Look through the records below and copy each line that includes the word "true".

== Material provided ==

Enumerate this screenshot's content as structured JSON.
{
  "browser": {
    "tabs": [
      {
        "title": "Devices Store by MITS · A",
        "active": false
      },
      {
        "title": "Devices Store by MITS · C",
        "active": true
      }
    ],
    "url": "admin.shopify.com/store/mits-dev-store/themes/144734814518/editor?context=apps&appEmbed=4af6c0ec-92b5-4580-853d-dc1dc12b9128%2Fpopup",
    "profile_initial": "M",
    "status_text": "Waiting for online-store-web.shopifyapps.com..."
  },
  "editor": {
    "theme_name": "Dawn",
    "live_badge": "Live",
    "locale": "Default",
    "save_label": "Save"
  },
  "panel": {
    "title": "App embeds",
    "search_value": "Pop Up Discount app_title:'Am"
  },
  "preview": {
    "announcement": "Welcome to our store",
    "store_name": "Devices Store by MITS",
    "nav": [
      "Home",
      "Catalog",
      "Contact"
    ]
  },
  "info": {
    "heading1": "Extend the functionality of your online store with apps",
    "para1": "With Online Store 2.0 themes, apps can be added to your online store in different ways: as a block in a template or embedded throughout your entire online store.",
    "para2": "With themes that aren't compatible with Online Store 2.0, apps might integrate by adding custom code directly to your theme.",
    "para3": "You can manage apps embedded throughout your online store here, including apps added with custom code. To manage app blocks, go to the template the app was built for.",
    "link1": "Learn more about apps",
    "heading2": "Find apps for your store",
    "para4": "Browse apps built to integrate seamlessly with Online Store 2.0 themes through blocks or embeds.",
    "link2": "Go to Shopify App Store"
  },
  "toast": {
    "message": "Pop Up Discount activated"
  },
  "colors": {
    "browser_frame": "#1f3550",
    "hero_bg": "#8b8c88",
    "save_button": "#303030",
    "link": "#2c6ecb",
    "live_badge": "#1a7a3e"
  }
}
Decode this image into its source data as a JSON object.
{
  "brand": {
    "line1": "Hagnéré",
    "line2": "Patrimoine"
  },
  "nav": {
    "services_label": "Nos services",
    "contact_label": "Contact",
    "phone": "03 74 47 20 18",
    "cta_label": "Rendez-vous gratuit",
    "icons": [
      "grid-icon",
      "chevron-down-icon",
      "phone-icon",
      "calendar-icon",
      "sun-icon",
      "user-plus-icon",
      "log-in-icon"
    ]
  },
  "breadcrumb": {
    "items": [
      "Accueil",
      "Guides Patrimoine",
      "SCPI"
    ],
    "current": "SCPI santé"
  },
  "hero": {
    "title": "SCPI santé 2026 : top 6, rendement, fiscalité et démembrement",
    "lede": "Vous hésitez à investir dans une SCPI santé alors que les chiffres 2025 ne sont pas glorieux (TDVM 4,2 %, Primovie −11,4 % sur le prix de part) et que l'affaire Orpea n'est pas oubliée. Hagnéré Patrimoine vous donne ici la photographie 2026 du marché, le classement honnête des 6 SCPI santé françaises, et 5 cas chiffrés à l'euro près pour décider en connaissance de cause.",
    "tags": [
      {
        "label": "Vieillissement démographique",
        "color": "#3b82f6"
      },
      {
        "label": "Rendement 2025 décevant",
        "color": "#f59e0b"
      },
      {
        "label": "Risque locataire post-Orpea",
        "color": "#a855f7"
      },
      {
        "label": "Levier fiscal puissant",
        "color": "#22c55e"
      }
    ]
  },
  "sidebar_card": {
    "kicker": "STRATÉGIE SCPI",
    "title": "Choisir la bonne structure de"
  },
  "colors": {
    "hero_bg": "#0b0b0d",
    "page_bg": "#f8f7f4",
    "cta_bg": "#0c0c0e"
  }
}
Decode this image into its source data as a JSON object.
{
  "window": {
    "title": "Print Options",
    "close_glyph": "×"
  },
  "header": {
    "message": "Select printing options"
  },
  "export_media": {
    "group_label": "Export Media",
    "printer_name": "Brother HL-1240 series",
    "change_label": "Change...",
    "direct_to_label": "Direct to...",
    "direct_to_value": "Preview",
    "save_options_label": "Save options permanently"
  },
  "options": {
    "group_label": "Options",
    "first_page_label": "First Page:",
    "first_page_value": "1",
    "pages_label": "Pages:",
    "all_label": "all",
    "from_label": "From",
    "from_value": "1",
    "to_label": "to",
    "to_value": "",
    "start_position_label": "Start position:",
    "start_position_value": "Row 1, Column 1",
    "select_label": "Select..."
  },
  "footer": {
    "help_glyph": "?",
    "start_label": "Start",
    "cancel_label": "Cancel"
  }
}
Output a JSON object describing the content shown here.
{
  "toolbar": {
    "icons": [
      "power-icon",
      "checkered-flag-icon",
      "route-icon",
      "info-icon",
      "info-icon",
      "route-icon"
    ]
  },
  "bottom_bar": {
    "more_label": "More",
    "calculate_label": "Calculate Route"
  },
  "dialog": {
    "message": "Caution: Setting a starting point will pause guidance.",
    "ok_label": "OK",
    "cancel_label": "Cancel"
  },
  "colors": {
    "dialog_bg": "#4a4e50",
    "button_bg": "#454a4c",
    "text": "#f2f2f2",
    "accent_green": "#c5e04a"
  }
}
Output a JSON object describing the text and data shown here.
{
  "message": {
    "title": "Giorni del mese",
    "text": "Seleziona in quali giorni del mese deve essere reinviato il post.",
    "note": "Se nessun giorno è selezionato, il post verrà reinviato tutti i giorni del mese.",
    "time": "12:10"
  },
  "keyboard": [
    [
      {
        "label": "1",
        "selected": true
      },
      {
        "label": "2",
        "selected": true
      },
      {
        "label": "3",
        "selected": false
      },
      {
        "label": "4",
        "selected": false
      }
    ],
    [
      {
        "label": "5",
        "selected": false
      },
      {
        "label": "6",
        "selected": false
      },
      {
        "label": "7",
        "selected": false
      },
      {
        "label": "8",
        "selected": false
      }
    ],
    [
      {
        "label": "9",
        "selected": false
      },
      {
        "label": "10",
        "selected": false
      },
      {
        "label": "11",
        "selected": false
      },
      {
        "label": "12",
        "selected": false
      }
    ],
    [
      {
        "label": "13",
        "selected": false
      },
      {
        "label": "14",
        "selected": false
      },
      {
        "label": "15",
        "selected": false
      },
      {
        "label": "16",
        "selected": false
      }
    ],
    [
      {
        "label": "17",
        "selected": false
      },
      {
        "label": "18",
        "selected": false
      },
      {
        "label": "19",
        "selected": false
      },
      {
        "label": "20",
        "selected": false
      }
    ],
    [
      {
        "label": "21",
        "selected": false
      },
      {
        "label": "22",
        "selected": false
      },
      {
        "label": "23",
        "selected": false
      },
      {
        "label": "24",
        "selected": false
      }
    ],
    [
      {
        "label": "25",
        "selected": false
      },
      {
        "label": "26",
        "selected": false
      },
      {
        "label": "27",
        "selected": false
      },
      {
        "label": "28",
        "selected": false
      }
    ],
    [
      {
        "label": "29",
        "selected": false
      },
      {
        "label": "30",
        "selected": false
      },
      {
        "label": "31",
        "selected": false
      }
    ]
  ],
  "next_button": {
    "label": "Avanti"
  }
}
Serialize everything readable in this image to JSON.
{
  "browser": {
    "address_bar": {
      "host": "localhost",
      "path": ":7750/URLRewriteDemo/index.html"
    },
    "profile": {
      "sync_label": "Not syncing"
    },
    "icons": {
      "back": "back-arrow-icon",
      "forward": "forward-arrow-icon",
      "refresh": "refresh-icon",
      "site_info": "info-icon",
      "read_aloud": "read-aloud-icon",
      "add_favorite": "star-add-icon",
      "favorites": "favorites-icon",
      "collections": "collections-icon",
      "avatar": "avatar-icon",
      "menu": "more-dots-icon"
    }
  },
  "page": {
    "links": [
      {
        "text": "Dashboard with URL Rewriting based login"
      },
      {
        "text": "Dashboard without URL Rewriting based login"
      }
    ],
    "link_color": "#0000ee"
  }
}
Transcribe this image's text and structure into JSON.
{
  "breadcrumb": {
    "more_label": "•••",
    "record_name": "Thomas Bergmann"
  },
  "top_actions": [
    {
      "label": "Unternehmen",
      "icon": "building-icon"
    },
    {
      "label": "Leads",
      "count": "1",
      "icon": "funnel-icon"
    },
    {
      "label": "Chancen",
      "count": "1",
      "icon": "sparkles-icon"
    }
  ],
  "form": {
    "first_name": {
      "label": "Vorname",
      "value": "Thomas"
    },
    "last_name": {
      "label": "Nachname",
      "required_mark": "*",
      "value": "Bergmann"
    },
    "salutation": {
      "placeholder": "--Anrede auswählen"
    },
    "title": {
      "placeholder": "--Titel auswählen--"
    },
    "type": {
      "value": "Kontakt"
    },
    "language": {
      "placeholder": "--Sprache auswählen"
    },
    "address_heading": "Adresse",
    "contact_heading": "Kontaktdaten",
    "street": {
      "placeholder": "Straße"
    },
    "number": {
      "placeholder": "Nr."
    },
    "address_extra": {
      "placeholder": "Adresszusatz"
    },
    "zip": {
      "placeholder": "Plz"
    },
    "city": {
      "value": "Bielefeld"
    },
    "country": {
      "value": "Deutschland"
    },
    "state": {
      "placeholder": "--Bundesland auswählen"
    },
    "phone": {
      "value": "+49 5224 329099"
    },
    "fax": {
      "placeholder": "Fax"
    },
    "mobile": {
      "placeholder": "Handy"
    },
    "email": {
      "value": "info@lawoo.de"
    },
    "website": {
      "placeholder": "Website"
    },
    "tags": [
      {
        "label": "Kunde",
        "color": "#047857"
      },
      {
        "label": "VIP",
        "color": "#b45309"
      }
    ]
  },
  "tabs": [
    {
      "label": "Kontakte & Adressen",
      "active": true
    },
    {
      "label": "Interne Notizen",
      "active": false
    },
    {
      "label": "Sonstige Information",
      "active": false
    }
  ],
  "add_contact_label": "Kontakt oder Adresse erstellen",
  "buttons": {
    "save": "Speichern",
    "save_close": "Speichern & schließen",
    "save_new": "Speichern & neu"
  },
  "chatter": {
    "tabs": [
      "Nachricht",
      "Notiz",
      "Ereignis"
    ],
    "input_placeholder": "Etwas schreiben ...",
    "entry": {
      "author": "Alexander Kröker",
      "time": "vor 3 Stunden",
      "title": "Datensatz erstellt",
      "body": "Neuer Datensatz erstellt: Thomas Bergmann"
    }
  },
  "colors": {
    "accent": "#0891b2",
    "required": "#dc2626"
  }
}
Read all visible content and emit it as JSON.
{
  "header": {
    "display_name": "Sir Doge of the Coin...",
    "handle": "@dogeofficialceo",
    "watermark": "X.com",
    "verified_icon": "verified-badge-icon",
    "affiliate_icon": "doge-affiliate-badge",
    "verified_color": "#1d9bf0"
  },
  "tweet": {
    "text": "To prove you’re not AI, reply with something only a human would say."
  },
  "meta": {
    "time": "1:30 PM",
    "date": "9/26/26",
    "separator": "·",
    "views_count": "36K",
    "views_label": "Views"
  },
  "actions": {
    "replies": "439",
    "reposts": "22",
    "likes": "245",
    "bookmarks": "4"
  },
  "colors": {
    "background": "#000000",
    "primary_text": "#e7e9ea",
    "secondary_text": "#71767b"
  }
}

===

> Exercise solution:
        "active": true
        "selected": true
        "selected": true
      "active": true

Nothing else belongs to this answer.